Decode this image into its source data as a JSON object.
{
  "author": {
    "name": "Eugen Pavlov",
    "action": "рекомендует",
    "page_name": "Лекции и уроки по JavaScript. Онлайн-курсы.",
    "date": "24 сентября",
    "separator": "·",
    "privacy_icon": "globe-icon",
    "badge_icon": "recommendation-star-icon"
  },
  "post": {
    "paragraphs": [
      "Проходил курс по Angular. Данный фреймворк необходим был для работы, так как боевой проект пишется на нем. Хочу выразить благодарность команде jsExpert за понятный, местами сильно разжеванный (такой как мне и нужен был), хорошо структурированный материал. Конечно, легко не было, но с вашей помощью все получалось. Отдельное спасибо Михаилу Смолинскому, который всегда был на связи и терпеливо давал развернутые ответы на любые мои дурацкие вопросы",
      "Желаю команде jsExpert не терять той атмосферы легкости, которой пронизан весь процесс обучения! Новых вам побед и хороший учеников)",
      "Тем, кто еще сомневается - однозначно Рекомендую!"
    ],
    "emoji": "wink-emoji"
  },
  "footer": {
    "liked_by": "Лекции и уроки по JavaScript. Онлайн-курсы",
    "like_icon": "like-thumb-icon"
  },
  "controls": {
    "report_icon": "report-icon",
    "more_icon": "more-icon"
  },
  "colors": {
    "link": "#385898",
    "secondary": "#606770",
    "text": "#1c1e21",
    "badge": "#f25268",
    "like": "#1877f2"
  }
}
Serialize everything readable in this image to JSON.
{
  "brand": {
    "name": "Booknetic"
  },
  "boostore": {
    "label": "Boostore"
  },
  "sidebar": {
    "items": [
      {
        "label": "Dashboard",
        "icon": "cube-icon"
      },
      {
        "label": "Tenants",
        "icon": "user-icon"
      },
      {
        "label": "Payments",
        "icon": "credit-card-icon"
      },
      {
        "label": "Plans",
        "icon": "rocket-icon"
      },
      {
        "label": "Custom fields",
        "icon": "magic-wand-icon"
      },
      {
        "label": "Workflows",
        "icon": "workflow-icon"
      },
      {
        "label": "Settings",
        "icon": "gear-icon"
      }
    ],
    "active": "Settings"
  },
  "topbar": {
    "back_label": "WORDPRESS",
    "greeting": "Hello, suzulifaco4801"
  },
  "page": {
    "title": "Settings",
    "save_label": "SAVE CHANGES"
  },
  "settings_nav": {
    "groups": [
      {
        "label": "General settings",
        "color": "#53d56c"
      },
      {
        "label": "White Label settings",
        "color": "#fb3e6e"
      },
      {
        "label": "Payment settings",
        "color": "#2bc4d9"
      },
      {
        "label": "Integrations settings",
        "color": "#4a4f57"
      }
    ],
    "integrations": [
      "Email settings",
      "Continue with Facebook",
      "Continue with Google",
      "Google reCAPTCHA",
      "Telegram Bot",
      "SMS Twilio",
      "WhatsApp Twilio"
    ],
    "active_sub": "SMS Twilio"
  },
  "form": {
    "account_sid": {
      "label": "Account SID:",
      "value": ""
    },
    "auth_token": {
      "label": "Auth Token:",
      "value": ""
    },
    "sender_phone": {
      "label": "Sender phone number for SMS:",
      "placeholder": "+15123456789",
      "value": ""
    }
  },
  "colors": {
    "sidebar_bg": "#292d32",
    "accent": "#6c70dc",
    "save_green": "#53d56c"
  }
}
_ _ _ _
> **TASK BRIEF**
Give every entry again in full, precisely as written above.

> **TASK RESULT**
Decode this image into its source data as a JSON object.
{
  "author": {
    "name": "Eugen Pavlov",
    "action": "рекомендует",
    "page_name": "Лекции и уроки по JavaScript. Онлайн-курсы.",
    "date": "24 сентября",
    "separator": "·",
    "privacy_icon": "globe-icon",
    "badge_icon": "recommendation-star-icon"
  },
  "post": {
    "paragraphs": [
      "Проходил курс по Angular. Данный фреймворк необходим был для работы, так как боевой проект пишется на нем. Хочу выразить благодарность команде jsExpert за понятный, местами сильно разжеванный (такой как мне и нужен был), хорошо структурированный материал. Конечно, легко не было, но с вашей помощью все получалось. Отдельное спасибо Михаилу Смолинскому, который всегда был на связи и терпеливо давал развернутые ответы на любые мои дурацкие вопросы",
      "Желаю команде jsExpert не терять той атмосферы легкости, которой пронизан весь процесс обучения! Новых вам побед и хороший учеников)",
      "Тем, кто еще сомневается - однозначно Рекомендую!"
    ],
    "emoji": "wink-emoji"
  },
  "footer": {
    "liked_by": "Лекции и уроки по JavaScript. Онлайн-курсы",
    "like_icon": "like-thumb-icon"
  },
  "controls": {
    "report_icon": "report-icon",
    "more_icon": "more-icon"
  },
  "colors": {
    "link": "#385898",
    "secondary": "#606770",
    "text": "#1c1e21",
    "badge": "#f25268",
    "like": "#1877f2"
  }
}
Serialize everything readable in this image to JSON.
{
  "brand": {
    "name": "Booknetic"
  },
  "boostore": {
    "label": "Boostore"
  },
  "sidebar": {
    "items": [
      {
        "label": "Dashboard",
        "icon": "cube-icon"
      },
      {
        "label": "Tenants",
        "icon": "user-icon"
      },
      {
        "label": "Payments",
        "icon": "credit-card-icon"
      },
      {
        "label": "Plans",
        "icon": "rocket-icon"
      },
      {
        "label": "Custom fields",
        "icon": "magic-wand-icon"
      },
      {
        "label": "Workflows",
        "icon": "workflow-icon"
      },
      {
        "label": "Settings",
        "icon": "gear-icon"
      }
    ],
    "active": "Settings"
  },
  "topbar": {
    "back_label": "WORDPRESS",
    "greeting": "Hello, suzulifaco4801"
  },
  "page": {
    "title": "Settings",
    "save_label": "SAVE CHANGES"
  },
  "settings_nav": {
    "groups": [
      {
        "label": "General settings",
        "color": "#53d56c"
      },
      {
        "label": "White Label settings",
        "color": "#fb3e6e"
      },
      {
        "label": "Payment settings",
        "color": "#2bc4d9"
      },
      {
        "label": "Integrations settings",
        "color": "#4a4f57"
      }
    ],
    "integrations": [
      "Email settings",
      "Continue with Facebook",
      "Continue with Google",
      "Google reCAPTCHA",
      "Telegram Bot",
      "SMS Twilio",
      "WhatsApp Twilio"
    ],
    "active_sub": "SMS Twilio"
  },
  "form": {
    "account_sid": {
      "label": "Account SID:",
      "value": ""
    },
    "auth_token": {
      "label": "Auth Token:",
      "value": ""
    },
    "sender_phone": {
      "label": "Sender phone number for SMS:",
      "placeholder": "+15123456789",
      "value": ""
    }
  },
  "colors": {
    "sidebar_bg": "#292d32",
    "accent": "#6c70dc",
    "save_green": "#53d56c"
  }
}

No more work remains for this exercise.